After months of deliberation, USF Student Government (SG)’s senate impeachment committee revealed its decision regarding the fate of Attorney General Cordell Chavis.
Brian Goff, a freshman majoring in biomedical sciences, brought forth four charges in December against Chavis: malfeasance, incompetence, abuse of power and misfeasance.
In Tuesday’s senate meeting, the committee – made up of College of Arts and Sciences senator Christopher Randall and College of Business senators Jeremy Burns and Daniel McInerney – announced Chavis was found in violation of two of the four charges: incompetence and misfeasance.
Despite the committee’s findings, the Senate voted not to impeach.
“The purpose of the committee was not to decide whether he should or should not be impeached. That’s not what we went in there for,” Burns said at the meeting. “What we did was we had a student body member who had a concern, we looked into that concern, and we found what we thought could be in violation.”
To impeach, a two-thirds vote (21 senators) was needed. But 29 voted not to move forward with an impeachment trial for the incompetence charge and 28 voted not to carry out the misfeasance charge.
Goff’s charges were based on a statement Chavis made regarding an interim election to fill Senate seats.
According to the Articles of Impeachment written by the committee, Chavis “made a statement interpreted as a legal opinion on the matter of the election and who may be in charge of it,” and said that it’s legal for the Senate president to oversee an interim election during the fall semester.
That was in violation of SG statutes until the Senate voted to change statutes in September. The statutes now state that SG Adviser Gary Manka, SG Office Manager Judy Pollock and an SG graduate assistant are to oversee elections in lieu of the formation of an Election Rules Commission (ERC).
Chavis admitted his statement didn’t follow SG statutes, in which he also said only the ERC can oversee elections.

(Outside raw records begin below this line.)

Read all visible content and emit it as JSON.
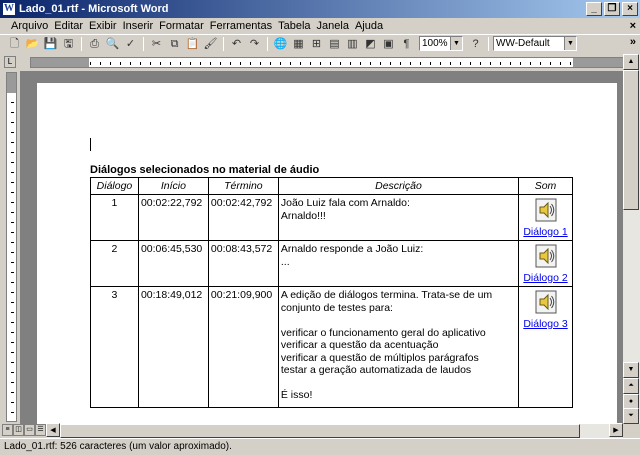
{
  "window": {
    "title": "Lado_01.rtf - Microsoft Word"
  },
  "menu": [
    "Arquivo",
    "Editar",
    "Exibir",
    "Inserir",
    "Formatar",
    "Ferramentas",
    "Tabela",
    "Janela",
    "Ajuda"
  ],
  "toolbar": {
    "zoom": "100%",
    "style": "WW-Default"
  },
  "document": {
    "heading": "Diálogos selecionados no material de áudio",
    "table": {
      "headers": [
        "Diálogo",
        "Início",
        "Término",
        "Descrição",
        "Som"
      ],
      "rows": [
        {
          "num": "1",
          "start": "00:02:22,792",
          "end": "00:02:42,792",
          "desc": [
            "João Luiz fala com Arnaldo:",
            "Arnaldo!!!"
          ],
          "sound": "Diálogo 1"
        },
        {
          "num": "2",
          "start": "00:06:45,530",
          "end": "00:08:43,572",
          "desc": [
            "Arnaldo responde a João Luiz:",
            "..."
          ],
          "sound": "Diálogo 2"
        },
        {
          "num": "3",
          "start": "00:18:49,012",
          "end": "00:21:09,900",
          "desc": [
            "A edição de diálogos termina. Trata-se de um",
            "conjunto de testes para:",
            "",
            "verificar o funcionamento geral do aplicativo",
            "verificar a questão da acentuação",
            "verificar a questão de múltiplos parágrafos",
            "testar a geração automatizada de laudos",
            "",
            "É isso!"
          ],
          "sound": "Diálogo 3"
        }
      ]
    }
  },
  "status": {
    "text": "Lado_01.rtf: 526 caracteres (um valor aproximado)."
  }
}
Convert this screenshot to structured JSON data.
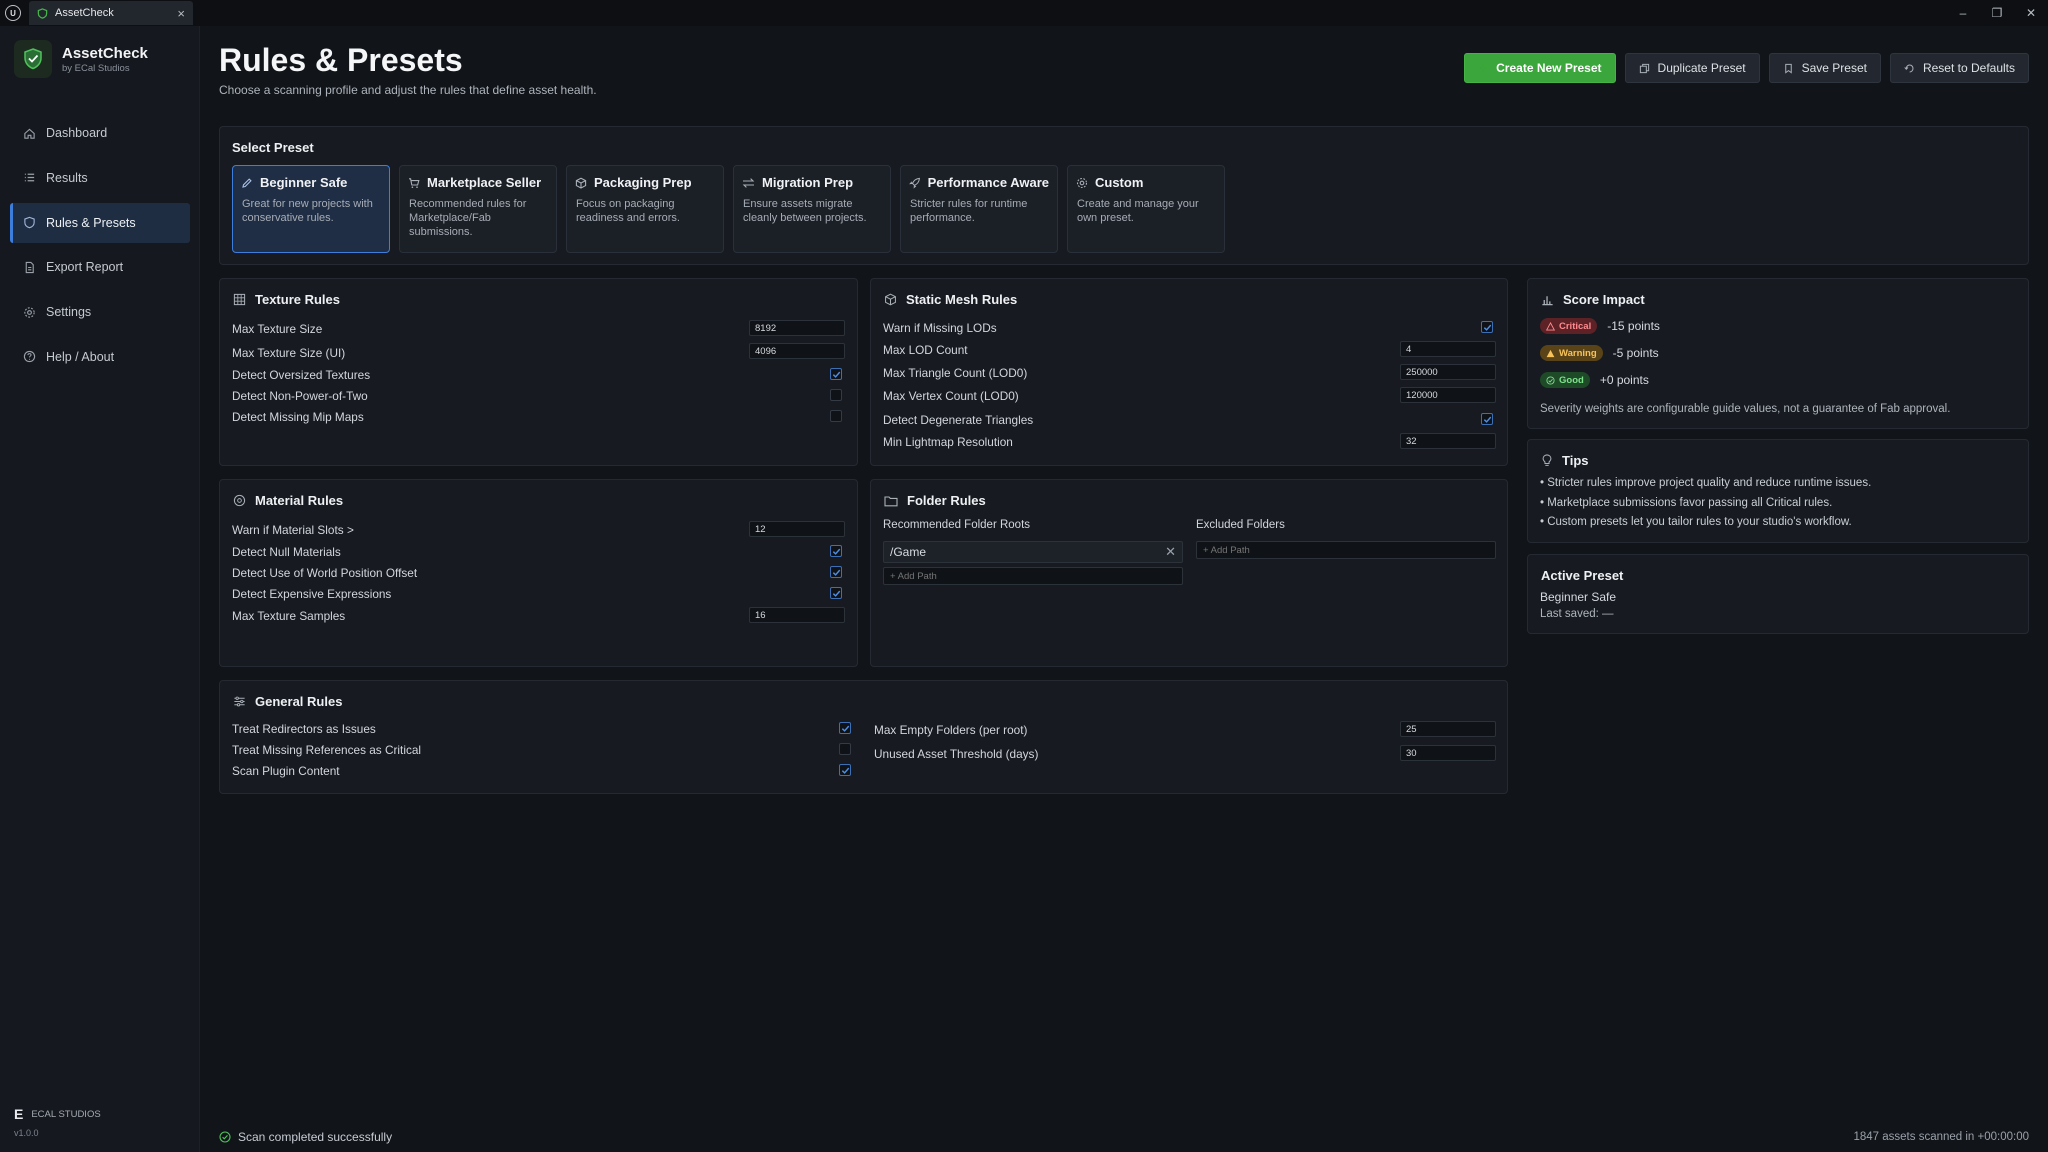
{
  "window": {
    "ue_logo": "U",
    "tab_title": "AssetCheck",
    "tab_close": "×",
    "controls": {
      "minimize": "–",
      "maximize": "❐",
      "close": "✕"
    }
  },
  "sidebar": {
    "app_name": "AssetCheck",
    "app_sub": "by ECal Studios",
    "items": [
      {
        "label": "Dashboard",
        "icon": "home-icon"
      },
      {
        "label": "Results",
        "icon": "list-icon"
      },
      {
        "label": "Rules & Presets",
        "icon": "shield-icon",
        "active": true
      },
      {
        "label": "Export Report",
        "icon": "document-icon"
      },
      {
        "label": "Settings",
        "icon": "gear-icon"
      },
      {
        "label": "Help / About",
        "icon": "help-icon"
      }
    ],
    "footer_mark": "E",
    "footer_brand": "ECAL STUDIOS",
    "version": "v1.0.0"
  },
  "header": {
    "title": "Rules & Presets",
    "subtitle": "Choose a scanning profile and adjust the rules that define asset health.",
    "buttons": {
      "create": "Create New Preset",
      "duplicate": "Duplicate Preset",
      "save": "Save Preset",
      "reset": "Reset to Defaults"
    }
  },
  "presets": {
    "label": "Select Preset",
    "items": [
      {
        "name": "Beginner Safe",
        "desc": "Great for new projects with conservative rules.",
        "active": true
      },
      {
        "name": "Marketplace Seller",
        "desc": "Recommended rules for Marketplace/Fab submissions."
      },
      {
        "name": "Packaging Prep",
        "desc": "Focus on packaging readiness and errors."
      },
      {
        "name": "Migration Prep",
        "desc": "Ensure assets migrate cleanly between projects."
      },
      {
        "name": "Performance Aware",
        "desc": "Stricter rules for runtime performance."
      },
      {
        "name": "Custom",
        "desc": "Create and manage your own preset."
      }
    ]
  },
  "texture": {
    "title": "Texture Rules",
    "max_size_label": "Max Texture Size",
    "max_size": "8192",
    "max_size_ui_label": "Max Texture Size (UI)",
    "max_size_ui": "4096",
    "oversized_label": "Detect Oversized Textures",
    "oversized": true,
    "npot_label": "Detect Non-Power-of-Two",
    "npot": false,
    "mips_label": "Detect Missing Mip Maps",
    "mips": false
  },
  "static_mesh": {
    "title": "Static Mesh Rules",
    "lods_label": "Warn if Missing LODs",
    "lods": true,
    "max_lod_label": "Max LOD Count",
    "max_lod": "4",
    "tri_label": "Max Triangle Count (LOD0)",
    "tri": "250000",
    "vert_label": "Max Vertex Count (LOD0)",
    "vert": "120000",
    "degenerate_label": "Detect Degenerate Triangles",
    "degenerate": true,
    "lightmap_label": "Min Lightmap Resolution",
    "lightmap": "32"
  },
  "material": {
    "title": "Material Rules",
    "slots_label": "Warn if Material Slots >",
    "slots": "12",
    "null_label": "Detect Null Materials",
    "null": true,
    "wpo_label": "Detect Use of World Position Offset",
    "wpo": true,
    "expensive_label": "Detect Expensive Expressions",
    "expensive": true,
    "samples_label": "Max Texture Samples",
    "samples": "16"
  },
  "folder": {
    "title": "Folder Rules",
    "roots_label": "Recommended Folder Roots",
    "excluded_label": "Excluded Folders",
    "root_path": "/Game",
    "add_path_placeholder": "+ Add Path"
  },
  "general": {
    "title": "General Rules",
    "redirectors_label": "Treat Redirectors as Issues",
    "redirectors": true,
    "missing_refs_label": "Treat Missing References as Critical",
    "missing_refs": false,
    "plugin_label": "Scan Plugin Content",
    "plugin": true,
    "empty_folders_label": "Max Empty Folders (per root)",
    "empty_folders": "25",
    "unused_label": "Unused Asset Threshold (days)",
    "unused": "30"
  },
  "score_impact": {
    "title": "Score Impact",
    "rows": [
      {
        "badge": "Critical",
        "points": "-15 points",
        "color": "#ff8a8f"
      },
      {
        "badge": "Warning",
        "points": "-5 points",
        "color": "#f7c35a"
      },
      {
        "badge": "Good",
        "points": "+0 points",
        "color": "#7ee28b"
      }
    ],
    "note": "Severity weights are configurable guide values, not a guarantee of Fab approval."
  },
  "tips": {
    "title": "Tips",
    "items": [
      "• Stricter rules improve project quality and reduce runtime issues.",
      "• Marketplace submissions favor passing all Critical rules.",
      "• Custom presets let you tailor rules to your studio's workflow."
    ]
  },
  "active_preset": {
    "title": "Active Preset",
    "name": "Beginner Safe",
    "last_saved": "Last saved: —"
  },
  "status": {
    "message": "Scan completed successfully",
    "summary": "1847 assets scanned in +00:00:00"
  },
  "colors": {
    "accent_green": "#3ba63b",
    "accent_blue": "#3d7ddb",
    "background": "#111419"
  }
}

“I’ve contributed a great deal and time into Student Government. I’ve been in (SG) for three years,” he said. “I think people should be held accountable for their mistakes, but that mistake should be weighed not only with their impact on the organization but if it was a repetitive or redundant thing.”
Goff said he was not surprised the Senate did not impeach Chavis.
“My guess was that they were going to draw out the impeachment committee investigation until there was little time left – which is clearly evident that it was one of their concerns that there was no time left – so there’s no point in impeaching him,” he said. “I filed this in the fall when there was still months left.”
This is the second time Chavis faced impeachment charges. In September, Christopher Leddy, a former presidential candidate, filed charges claiming Chavis approved the legality of an election before it happened. The impeachment committee during that time did not move forward with an investigation.